* Your goal:
In the entries below, find the lines that contain the word "JSON" and copy them.

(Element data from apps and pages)
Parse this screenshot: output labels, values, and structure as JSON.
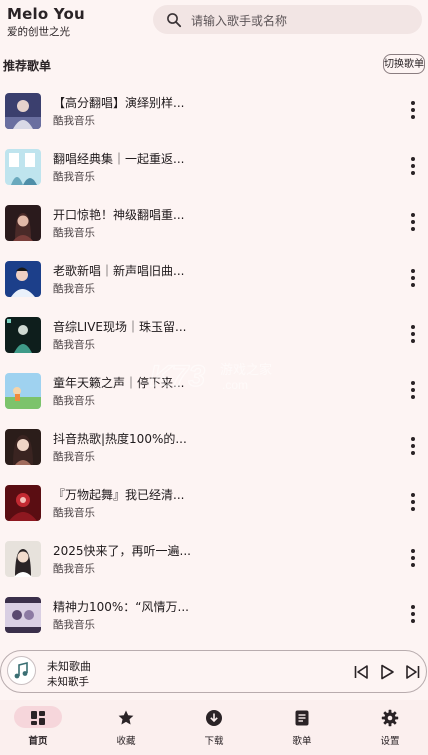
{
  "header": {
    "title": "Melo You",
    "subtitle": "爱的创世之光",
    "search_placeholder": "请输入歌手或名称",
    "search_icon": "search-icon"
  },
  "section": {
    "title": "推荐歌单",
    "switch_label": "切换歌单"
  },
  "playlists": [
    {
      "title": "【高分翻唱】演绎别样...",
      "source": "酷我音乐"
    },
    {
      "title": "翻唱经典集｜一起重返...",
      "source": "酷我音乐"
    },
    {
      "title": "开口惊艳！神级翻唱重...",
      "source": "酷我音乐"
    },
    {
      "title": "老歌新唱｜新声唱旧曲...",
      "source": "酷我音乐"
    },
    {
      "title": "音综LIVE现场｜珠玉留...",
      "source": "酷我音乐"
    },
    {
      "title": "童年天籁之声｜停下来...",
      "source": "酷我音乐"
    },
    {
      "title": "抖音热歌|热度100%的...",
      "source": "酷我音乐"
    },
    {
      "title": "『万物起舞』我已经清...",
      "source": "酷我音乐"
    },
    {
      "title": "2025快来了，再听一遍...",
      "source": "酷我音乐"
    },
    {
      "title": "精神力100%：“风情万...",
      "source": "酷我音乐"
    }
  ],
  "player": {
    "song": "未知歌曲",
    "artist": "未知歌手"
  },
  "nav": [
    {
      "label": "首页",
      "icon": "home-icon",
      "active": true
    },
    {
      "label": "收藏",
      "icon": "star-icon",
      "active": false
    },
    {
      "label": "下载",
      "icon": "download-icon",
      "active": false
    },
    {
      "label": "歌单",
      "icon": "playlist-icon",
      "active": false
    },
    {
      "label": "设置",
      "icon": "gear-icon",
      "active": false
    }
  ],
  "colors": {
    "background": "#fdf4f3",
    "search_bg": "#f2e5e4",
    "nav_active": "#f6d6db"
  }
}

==

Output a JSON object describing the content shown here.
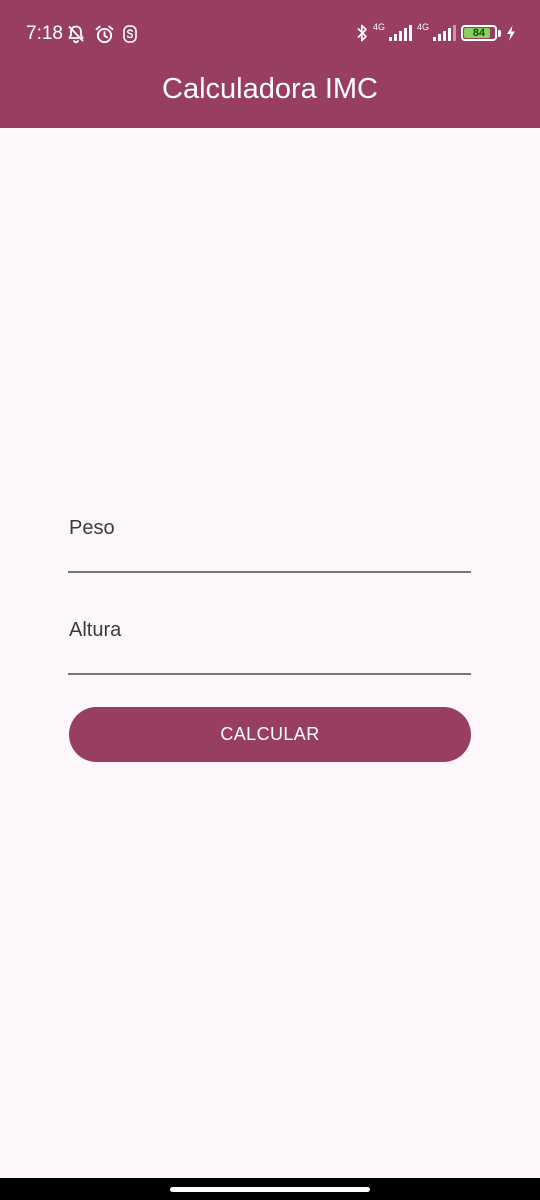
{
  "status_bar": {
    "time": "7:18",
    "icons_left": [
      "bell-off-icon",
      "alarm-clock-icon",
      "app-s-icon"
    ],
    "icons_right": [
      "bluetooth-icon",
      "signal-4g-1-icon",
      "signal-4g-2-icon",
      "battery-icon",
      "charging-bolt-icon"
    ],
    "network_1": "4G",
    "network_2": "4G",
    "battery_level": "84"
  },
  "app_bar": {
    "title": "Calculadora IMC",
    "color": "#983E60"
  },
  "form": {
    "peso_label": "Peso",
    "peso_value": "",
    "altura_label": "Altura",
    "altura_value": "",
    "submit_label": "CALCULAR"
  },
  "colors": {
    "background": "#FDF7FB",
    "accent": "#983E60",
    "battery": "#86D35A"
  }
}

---

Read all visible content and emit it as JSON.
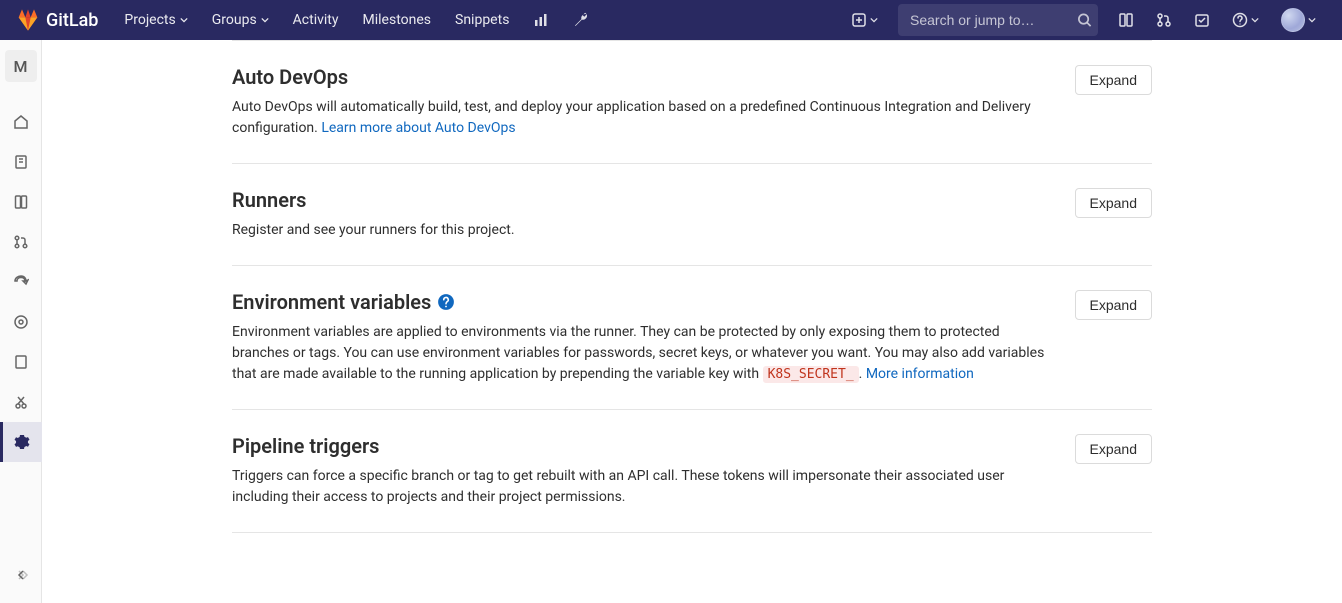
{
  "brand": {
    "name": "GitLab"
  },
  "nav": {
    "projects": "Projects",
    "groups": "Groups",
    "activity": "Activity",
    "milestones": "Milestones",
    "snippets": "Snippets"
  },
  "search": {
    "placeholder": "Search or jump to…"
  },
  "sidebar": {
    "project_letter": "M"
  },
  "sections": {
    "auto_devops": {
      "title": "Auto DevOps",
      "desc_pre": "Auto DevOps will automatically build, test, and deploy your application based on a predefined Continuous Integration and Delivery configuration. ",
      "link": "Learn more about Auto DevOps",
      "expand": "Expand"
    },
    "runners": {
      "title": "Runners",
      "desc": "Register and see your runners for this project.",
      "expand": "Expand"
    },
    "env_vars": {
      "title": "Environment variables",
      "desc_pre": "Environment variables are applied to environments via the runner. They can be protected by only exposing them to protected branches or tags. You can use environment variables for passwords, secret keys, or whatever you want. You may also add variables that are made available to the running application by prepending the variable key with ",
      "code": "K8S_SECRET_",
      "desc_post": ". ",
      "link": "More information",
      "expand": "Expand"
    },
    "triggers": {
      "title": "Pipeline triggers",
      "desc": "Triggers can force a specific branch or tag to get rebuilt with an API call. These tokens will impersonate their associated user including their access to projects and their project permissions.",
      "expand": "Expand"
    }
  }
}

* The answer:
Parse this screenshot: output labels, values, and structure as JSON.
Output a JSON object describing the content shown here.
Read all visible content and emit it as JSON.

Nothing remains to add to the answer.